MHK: You are a busy mom of two adorable young boys- I’m sure a lot of our mom readers would love to know how you make Indian food fast, fresh and simple. What are your top three tips for putting Indian meals on the table over and over again? Are there some staples to always have on hand or shopping shortcuts that would help?
Bhide: My three tips are very simple – eat what you love, bring the family in to help you cook, and always be mindful of the way food effects you and yours. Here is what I mean by that last one: if we buy healthy ingredients and prepare them well, they will have a positive effect on us. If we focus on boxed ingredients and a lot of prepackaged meals filled with preservatives, then the effect is not so positive. We may think these things are saving us time and money but in the long run, they may be costing us our health.
I think sometimes people are afraid that good meals require long complicated recipes and nothing could be further from the truth. If you use good ingredients – say a sun-ripened luscious tomato – you have to do very little to it to make it work in a recipe. The focus of my weeknight series is just that – taking real ingredients and making good meals. Every once in a while I do admit to cheating and using something from a bag (but try to make sure it is preservative free and good for my kids) but ninety percent of the time, I rely on seasonal vegetables and good quality meats to make a meal.
My secret to cooking – use spices. They add flavor without fat and offer amazing health benefits. You have hundreds to choose from and so the combinations are unending!
MHK: Wonderful tips anyone can implement, thank you!
You have published four different books, three of which are cookbooks. Which one would you suggest for a newbie to Indian cooking and which do you suggest for someone who is experienced in Indian cooking?
Bhide: Definitely– Modern Spice
MHK: And you are so generous to be giving away TWO copies to our readers- I can’t wait to see how they use your book and what they make from it.
For those who want to know where they can read more about you, learn about Indian cuisine, the variety of ingredients and meal inspiration, please give us all the ways we can follow your work:

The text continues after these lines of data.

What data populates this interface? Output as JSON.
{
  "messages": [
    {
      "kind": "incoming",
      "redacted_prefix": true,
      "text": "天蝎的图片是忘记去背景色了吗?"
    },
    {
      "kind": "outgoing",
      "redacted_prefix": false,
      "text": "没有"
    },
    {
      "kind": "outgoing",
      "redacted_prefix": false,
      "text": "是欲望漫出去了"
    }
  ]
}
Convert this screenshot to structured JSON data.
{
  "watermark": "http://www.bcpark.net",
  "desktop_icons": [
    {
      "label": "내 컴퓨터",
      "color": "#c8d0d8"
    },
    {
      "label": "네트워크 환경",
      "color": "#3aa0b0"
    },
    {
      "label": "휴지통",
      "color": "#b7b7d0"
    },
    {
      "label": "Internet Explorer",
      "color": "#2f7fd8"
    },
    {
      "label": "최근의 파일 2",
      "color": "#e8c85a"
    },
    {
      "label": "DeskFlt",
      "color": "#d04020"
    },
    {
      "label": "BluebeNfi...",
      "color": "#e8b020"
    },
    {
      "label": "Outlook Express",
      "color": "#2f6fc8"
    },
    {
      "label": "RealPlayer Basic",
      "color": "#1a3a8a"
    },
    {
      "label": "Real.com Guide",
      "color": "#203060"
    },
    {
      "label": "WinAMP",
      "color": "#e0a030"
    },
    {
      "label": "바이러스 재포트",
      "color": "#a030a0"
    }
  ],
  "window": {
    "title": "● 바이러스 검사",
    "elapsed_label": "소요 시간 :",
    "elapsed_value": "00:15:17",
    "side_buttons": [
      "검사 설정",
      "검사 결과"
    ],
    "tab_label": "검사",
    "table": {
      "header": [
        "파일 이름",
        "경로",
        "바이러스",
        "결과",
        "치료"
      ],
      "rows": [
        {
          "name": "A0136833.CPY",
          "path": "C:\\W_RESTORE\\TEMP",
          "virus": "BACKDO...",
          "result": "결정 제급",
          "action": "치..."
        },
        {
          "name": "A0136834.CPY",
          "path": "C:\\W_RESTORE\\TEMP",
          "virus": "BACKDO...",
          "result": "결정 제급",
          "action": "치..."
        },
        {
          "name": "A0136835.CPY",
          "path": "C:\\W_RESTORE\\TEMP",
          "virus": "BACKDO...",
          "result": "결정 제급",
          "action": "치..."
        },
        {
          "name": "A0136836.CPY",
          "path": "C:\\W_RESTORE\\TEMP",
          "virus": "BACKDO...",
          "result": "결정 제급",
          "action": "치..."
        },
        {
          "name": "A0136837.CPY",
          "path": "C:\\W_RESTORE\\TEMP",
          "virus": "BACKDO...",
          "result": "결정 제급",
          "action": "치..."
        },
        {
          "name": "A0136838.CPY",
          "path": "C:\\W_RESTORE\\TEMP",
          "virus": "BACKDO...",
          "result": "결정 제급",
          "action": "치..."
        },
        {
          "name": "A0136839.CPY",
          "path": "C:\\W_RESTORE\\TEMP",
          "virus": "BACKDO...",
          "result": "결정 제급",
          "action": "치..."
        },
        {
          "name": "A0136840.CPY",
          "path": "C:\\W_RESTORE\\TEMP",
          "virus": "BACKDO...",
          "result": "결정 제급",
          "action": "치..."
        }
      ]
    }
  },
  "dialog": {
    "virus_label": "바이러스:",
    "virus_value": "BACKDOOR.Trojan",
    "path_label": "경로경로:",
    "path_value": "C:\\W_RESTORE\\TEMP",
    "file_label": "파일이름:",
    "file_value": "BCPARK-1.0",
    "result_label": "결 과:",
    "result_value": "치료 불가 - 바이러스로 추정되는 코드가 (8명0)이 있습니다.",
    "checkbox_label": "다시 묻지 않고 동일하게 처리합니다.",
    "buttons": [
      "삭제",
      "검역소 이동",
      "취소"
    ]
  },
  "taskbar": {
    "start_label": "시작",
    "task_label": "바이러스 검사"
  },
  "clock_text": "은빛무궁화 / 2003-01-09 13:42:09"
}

I am an engineer turned food/travel/parenting writer based out of Washington DC. I have been published in many major national and international publications, including Food & Wine, The New York Times, Parents, Cooking Light, Prevention, AARP-The magazine, Health, SELF, Bon Appetit, Saveur, and many more. I wrote a weekly syndicated for Scripps Howard Media, for a year, called Seasonings, and am a frequent contributor to NPR’s Kitchen Window. My work has garnered numerous accolades, including my food essays being included in Best Food Writing anthologies (2005, 2009 and 2010). I have published three cookbooks, the latest being: Modern Spice: Inspired Indian recipes for the contemporary Kitchen (Simon & Schuster, 2009, which Padma Lakshmi called her personal – “BESTS.BOOK.EVER” in Newsweek. I also have a spice app for Apple products. In 2012, The Chicago Tribune picked me as one of seven note-worthy food writers to watch. And Mashable recently picked me as one of the top 10 food writers on Twitter. I am a monthly columnist for Cooking Channel on lucky foods.
Monica’s website: http://www.monicabhide.com/
Pinterest page: http://pinterest.com/mbhide/
Now for the Giveaway!
UPDATE: this giveaway is now closed- thank you to everyone who entered! Our two winners are: Bonnie K. and Megan. Please contact me with your full name, shipping address (no P.O. Boxes), and phone number. Congratulations!!
Monica is giving away TWO copies of her book, Modern Spice. To enter, please leave a comment at the end of this post telling us what your favorite part of this interview was. Winners will be selected randomly. Please follow these Official MHK Guidelines, as your entry indicates you have read those. Winners will be announced on this page on February 22, 2013. Please check back to see if your name is here and there will be follow-up instructions. Deadline to enter is February 21, 2013 at 12:01 am.